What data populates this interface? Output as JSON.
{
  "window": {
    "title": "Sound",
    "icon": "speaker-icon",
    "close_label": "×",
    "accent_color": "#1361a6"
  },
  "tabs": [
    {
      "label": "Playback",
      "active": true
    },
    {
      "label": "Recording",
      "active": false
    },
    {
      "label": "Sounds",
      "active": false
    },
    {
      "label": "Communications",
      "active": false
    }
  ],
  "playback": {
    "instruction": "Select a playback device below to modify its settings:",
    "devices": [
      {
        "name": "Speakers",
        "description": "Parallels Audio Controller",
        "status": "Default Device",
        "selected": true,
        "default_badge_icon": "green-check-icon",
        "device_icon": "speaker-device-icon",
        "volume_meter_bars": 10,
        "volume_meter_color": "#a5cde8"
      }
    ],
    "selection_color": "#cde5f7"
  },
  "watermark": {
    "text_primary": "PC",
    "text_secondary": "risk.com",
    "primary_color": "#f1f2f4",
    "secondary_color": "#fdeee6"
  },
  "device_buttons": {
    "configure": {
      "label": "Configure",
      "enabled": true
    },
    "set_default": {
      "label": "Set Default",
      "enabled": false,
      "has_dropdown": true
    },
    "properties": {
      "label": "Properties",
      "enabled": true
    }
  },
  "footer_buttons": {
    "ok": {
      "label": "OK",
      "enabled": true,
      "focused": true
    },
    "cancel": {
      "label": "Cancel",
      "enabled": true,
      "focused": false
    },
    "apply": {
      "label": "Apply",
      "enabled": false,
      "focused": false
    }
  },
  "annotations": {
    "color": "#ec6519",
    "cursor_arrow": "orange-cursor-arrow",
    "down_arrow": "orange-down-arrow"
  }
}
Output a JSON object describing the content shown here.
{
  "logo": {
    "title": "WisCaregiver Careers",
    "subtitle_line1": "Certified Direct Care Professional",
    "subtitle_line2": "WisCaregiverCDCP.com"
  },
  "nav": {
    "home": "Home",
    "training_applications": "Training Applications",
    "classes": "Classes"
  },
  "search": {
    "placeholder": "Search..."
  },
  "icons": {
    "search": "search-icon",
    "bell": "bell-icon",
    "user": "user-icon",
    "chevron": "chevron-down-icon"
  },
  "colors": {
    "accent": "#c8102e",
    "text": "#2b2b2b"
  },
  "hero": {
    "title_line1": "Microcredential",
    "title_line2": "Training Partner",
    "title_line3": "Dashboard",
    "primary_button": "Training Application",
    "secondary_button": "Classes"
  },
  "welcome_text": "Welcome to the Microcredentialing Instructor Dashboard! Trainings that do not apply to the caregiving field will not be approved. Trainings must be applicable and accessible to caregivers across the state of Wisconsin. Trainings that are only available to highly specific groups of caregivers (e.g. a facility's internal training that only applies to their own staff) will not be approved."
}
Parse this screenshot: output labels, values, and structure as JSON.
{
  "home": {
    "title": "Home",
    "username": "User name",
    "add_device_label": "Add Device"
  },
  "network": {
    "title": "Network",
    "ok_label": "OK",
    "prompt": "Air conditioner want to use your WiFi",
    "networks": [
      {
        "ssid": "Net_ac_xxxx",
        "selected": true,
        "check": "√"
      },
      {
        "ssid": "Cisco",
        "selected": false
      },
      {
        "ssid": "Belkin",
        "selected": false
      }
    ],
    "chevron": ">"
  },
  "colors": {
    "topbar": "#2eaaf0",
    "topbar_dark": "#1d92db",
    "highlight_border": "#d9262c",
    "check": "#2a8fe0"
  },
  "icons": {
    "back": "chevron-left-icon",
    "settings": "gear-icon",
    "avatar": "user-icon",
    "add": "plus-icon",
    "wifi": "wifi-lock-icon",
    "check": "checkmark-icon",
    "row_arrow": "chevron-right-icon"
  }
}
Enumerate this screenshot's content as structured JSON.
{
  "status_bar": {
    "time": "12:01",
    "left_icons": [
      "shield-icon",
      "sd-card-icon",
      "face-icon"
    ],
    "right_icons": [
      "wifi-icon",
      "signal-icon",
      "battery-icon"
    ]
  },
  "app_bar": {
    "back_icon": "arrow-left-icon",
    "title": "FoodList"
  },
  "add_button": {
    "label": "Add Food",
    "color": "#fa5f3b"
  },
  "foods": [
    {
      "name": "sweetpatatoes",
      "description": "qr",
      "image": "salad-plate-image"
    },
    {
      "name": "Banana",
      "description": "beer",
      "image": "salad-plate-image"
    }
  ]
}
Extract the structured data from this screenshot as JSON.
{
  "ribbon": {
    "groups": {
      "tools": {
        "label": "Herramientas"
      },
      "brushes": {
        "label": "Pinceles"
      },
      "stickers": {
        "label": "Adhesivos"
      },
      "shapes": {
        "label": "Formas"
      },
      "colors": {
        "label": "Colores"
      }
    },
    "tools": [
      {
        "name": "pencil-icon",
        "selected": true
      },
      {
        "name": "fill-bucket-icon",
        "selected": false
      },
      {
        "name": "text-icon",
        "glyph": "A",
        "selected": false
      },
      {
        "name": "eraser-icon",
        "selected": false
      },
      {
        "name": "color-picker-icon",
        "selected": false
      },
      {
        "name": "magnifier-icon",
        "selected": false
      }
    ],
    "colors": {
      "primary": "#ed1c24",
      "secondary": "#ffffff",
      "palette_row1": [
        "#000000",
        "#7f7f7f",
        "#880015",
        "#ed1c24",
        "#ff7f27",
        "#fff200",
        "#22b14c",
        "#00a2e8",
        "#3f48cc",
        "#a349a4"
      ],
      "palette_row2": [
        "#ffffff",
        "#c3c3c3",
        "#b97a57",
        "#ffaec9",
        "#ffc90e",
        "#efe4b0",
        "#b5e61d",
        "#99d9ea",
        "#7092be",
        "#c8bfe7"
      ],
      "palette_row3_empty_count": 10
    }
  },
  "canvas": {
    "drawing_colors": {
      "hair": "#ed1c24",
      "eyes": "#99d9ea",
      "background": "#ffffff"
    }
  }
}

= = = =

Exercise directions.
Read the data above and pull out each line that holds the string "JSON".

Solved exercise.
What data populates this interface? Output as JSON.
Output a JSON object describing the content shown here.
Parse this screenshot: output labels, values, and structure as JSON.
Enumerate this screenshot's content as structured JSON.
Extract the structured data from this screenshot as JSON.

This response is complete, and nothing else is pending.